• Party primaries would have to be open to unaffiliated voters.
Bramble said that last year Count My Vote told the parties it would not shelve its initiative if the threshold was raised to 66 percent. His SB54 goes much further, he said.
"I don’t think the changes that Senator Bramble’s bill proposes are negative. I think they would be an improvement," Leavitt said. "But it’s not what 100,000 people are asking for. The issue here isn’t his proposal. The issue here is that his proposal blocks the people from having their voice heard in a way that is constitutionally protected."
James Humphreys, spokesman for the pro-caucus group Protect Our Neighborhood Elections, said it’s presumptuous for Leavitt and Count My Vote to claim to represent the will of the people.
"I find it amusing that Governor Leavitt and the 30 people who have spent over $800,000 of their personal money to buy our election system and have not proven that they have the thousands of signature they claim … think they’re speaking for the will of the people, when this has never been approved on a ballot or passed," Humphreys said.

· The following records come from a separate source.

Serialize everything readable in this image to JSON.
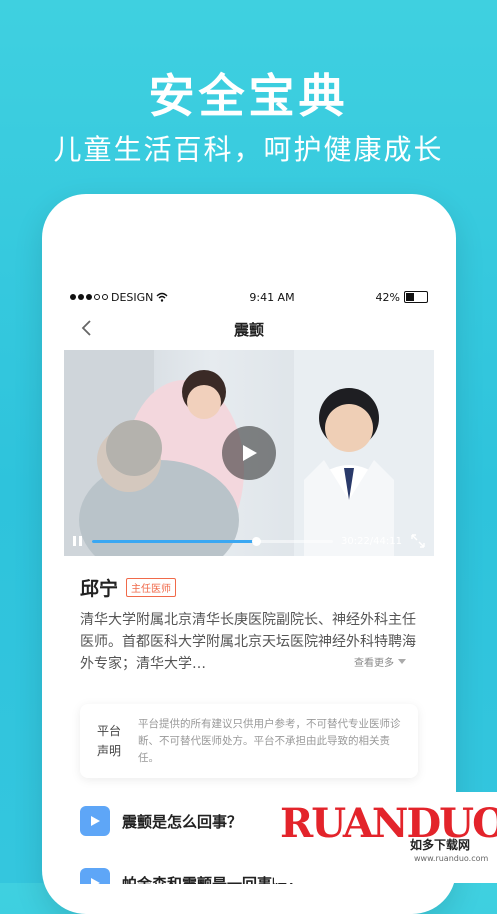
{
  "hero": {
    "title": "安全宝典",
    "subtitle": "儿童生活百科，呵护健康成长"
  },
  "status_bar": {
    "carrier": "DESIGN",
    "time": "9:41 AM",
    "battery": "42%"
  },
  "nav": {
    "title": "震颤",
    "back_icon": "chevron-left-icon"
  },
  "video": {
    "time": "30:22/44:11",
    "progress": 0.68
  },
  "doctor": {
    "name": "邱宁",
    "badge": "主任医师",
    "description": "清华大学附属北京清华长庚医院副院长、神经外科主任医师。首都医科大学附属北京天坛医院神经外科特聘海外专家；清华大学…",
    "see_more": "查看更多"
  },
  "disclaimer": {
    "label_line1": "平台",
    "label_line2": "声明",
    "text": "平台提供的所有建议只供用户参考，不可替代专业医师诊断、不可替代医师处方。平台不承担由此导致的相关责任。"
  },
  "qa": [
    {
      "text": "震颤是怎么回事？"
    },
    {
      "text": "帕金森和震颤是一回事吗？"
    }
  ],
  "watermark": {
    "brand": "RUANDUO",
    "cn": "如多下载网",
    "url": "www.ruanduo.com"
  },
  "colors": {
    "background": "#2ec3dc",
    "accent": "#3aa7f2",
    "badge": "#f06a4a"
  }
}
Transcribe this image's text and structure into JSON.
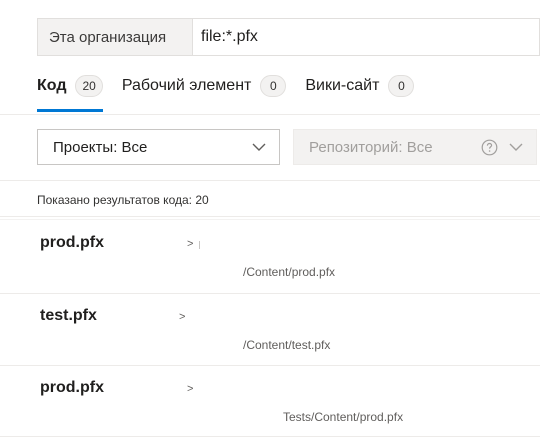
{
  "search": {
    "scope_label": "Эта организация",
    "query_value": "file:*.pfx"
  },
  "tabs": [
    {
      "label": "Код",
      "count": "20",
      "active": true
    },
    {
      "label": "Рабочий элемент",
      "count": "0",
      "active": false
    },
    {
      "label": "Вики-сайт",
      "count": "0",
      "active": false
    }
  ],
  "filters": {
    "projects_label": "Проекты: Все",
    "repository_label": "Репозиторий: Все"
  },
  "summary_text": "Показано результатов кода: 20",
  "results": [
    {
      "name": "prod.pfx",
      "separator": ">",
      "path": "/Content/prod.pfx"
    },
    {
      "name": "test.pfx",
      "separator": ">",
      "path": "/Content/test.pfx"
    },
    {
      "name": "prod.pfx",
      "separator": ">",
      "path": "Tests/Content/prod.pfx"
    }
  ],
  "icons": {
    "chevron": "chevron-down-icon",
    "help": "help-icon"
  },
  "colors": {
    "accent": "#0078d4"
  }
}
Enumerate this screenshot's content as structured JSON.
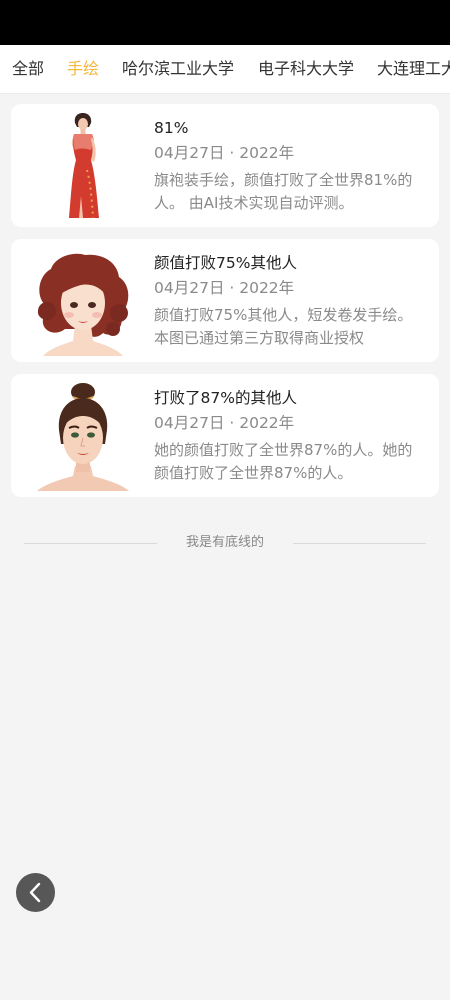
{
  "tabs": [
    {
      "label": "全部",
      "active": false
    },
    {
      "label": "手绘",
      "active": true
    },
    {
      "label": "哈尔滨工业大学",
      "active": false
    },
    {
      "label": "电子科大大学",
      "active": false
    },
    {
      "label": "大连理工大学",
      "active": false
    }
  ],
  "colors": {
    "accent": "#f5b83d",
    "status_bar": "#000000",
    "background": "#f4f4f4",
    "card": "#ffffff",
    "text_primary": "#222222",
    "text_secondary": "#8a8a8a",
    "back_button": "#575757"
  },
  "articles": [
    {
      "title": "81%",
      "date": "04月27日 · 2022年",
      "description": "旗袍装手绘，颜值打败了全世界81%的人。 由AI技术实现自动评测。",
      "thumbnail": "qipao-woman-illustration"
    },
    {
      "title": "颜值打败75%其他人",
      "date": "04月27日 · 2022年",
      "description": "颜值打败75%其他人，短发卷发手绘。本图已通过第三方取得商业授权",
      "thumbnail": "curly-hair-woman-illustration"
    },
    {
      "title": "打败了87%的其他人",
      "date": "04月27日 · 2022年",
      "description": "她的颜值打败了全世界87%的人。她的颜值打败了全世界87%的人。",
      "thumbnail": "bun-hair-woman-illustration"
    }
  ],
  "footer": {
    "text": "我是有底线的"
  },
  "back_button": {
    "icon": "chevron-left-icon"
  }
}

"The Legislature is doing its job in trying to improve the system that we have because of concerns raised by individuals like Governor Leavitt," Humphreys said.
"And to have Count My Vote and its backers ignoring the validity of the legislation to accommodate their needs is self-serving and arrogant."
Bramble says the Count My Vote initiative is fraught with "significant" flaws in its drafting, ranging from punctuation errors to contradictory language.
But he incorporated the initiative language — complete with the errors — so that if the measure passes, it will not invalidate his legislation.
"He has cleverly put the language of the initiative word for word into the statute and then created a set of conditions that eliminate the impact," Leavitt said.
"That type of legislating should not and, in the long run, will not prevent the will of the people exercising a constitutional right."
Leavitt also said it seems clear that Bramble’s measure is meant to curry favor with delegates who support keeping the caucus system and have tremendous clout in determining who gets the party’s nomination.
Bramble said he would be better off with direct primaries, a sentiment shared by Senate President Wayne Niederhauser, R-Sandy.
"It’s easier for me to raise money. I have name recognition in my district," Niederhauser said. "Having a convention system gives the common person an opportunity to run. I hate to see that being done away with."